The game is split between two pairs of protagonists, one headed by Claire Redfield, returning to the series after a long absence, and Barry Burton’s teenage daughter Moira. The other half is lead by Barry himself and a girl with mysterious powers, Natalia. Revelations 2’s first episode delivers story and gameplay at a perfect pace, leaving plenty of room for development and a lot to be excited about.
Resident Evil Revelations 2’s first episode makes for an enjoyable session, alone or with a friend. After trapping players in a claustrophobic prison setting and with undead on the loose, Revelations teases them deeper into the larger, mysterious plot. Gunning down enemies on the way is as satisfying as ever, and horror elements persist throughout the chapter without insisting upon themselves in a way that diminishes the effect.

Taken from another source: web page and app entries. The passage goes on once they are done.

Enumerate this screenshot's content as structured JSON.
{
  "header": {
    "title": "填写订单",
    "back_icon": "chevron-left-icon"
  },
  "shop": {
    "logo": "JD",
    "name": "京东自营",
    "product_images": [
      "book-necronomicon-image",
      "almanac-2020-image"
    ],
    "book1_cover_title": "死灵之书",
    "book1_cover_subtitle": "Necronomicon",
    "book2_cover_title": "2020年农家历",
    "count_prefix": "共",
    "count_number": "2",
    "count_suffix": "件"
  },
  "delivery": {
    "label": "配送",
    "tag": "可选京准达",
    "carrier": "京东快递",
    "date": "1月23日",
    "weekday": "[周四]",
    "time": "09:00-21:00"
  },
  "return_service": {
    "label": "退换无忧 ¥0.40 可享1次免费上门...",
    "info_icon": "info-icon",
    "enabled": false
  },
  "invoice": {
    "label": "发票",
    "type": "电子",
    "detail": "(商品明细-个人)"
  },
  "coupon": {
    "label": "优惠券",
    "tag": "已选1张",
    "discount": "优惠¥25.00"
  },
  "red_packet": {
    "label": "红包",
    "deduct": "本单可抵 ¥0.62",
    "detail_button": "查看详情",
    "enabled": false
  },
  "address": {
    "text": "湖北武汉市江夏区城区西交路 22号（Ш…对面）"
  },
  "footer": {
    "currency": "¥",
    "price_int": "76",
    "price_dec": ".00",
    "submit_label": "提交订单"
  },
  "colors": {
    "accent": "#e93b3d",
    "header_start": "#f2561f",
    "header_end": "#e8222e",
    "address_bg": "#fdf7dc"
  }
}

Most of the focus is on the action, from the gratifying gore fest of the simpler modes to the challenges of higher difficulty settings. Environments are suitably bleak, and if the first Revelations is any indicator, soon to expand into a more elaborate horror wonderland.
Players can switch between the two characters in each pair, or run through the campaign with a friend. One character in each pair is always significantly less effective in direct confrontations, but comes with their own set of skills that enhance the experience.
Resident Evil Revelations 2 plays well, with quick controls and satisfying effects. Combat sequences are appropriately tense, and a replayable raid mode gives players something to come back to. The new game handles more intuitively than the first, with the snappy sleekness of a true action title. The campaign manages to sneak in a few jump scares, to keep players on their toes.
The first episode comes with an intriguing build to a decent cliffhanger, and promises to bring some surprises to long time fans of the larger series as well. Characters are well put together, and their dialogue lacks the slightly ham-fisted technique found in recent installments of the core series. The overall presentation of Revelations 2 contributes to the establishment of Revelations as a unique brand. Overall, Revelations 2 is compelling and ought to keep players excited for every weekly installment.
Resident Evil Revelations 2 does a lot of good with only a few drawbacks. Its well-told story and fantastic co-op modes overshadow any minor design flaws it has. The backbone of the game is how it plays, and Revelations 2’s action sequences are on point. It gains extra points for the Raid mode that gives the low price of entry lasting value. Time will tell if Revelations 2 lives up to the reputation of its predecessor, but its debut episode makes a firm argument that it may even surpass it.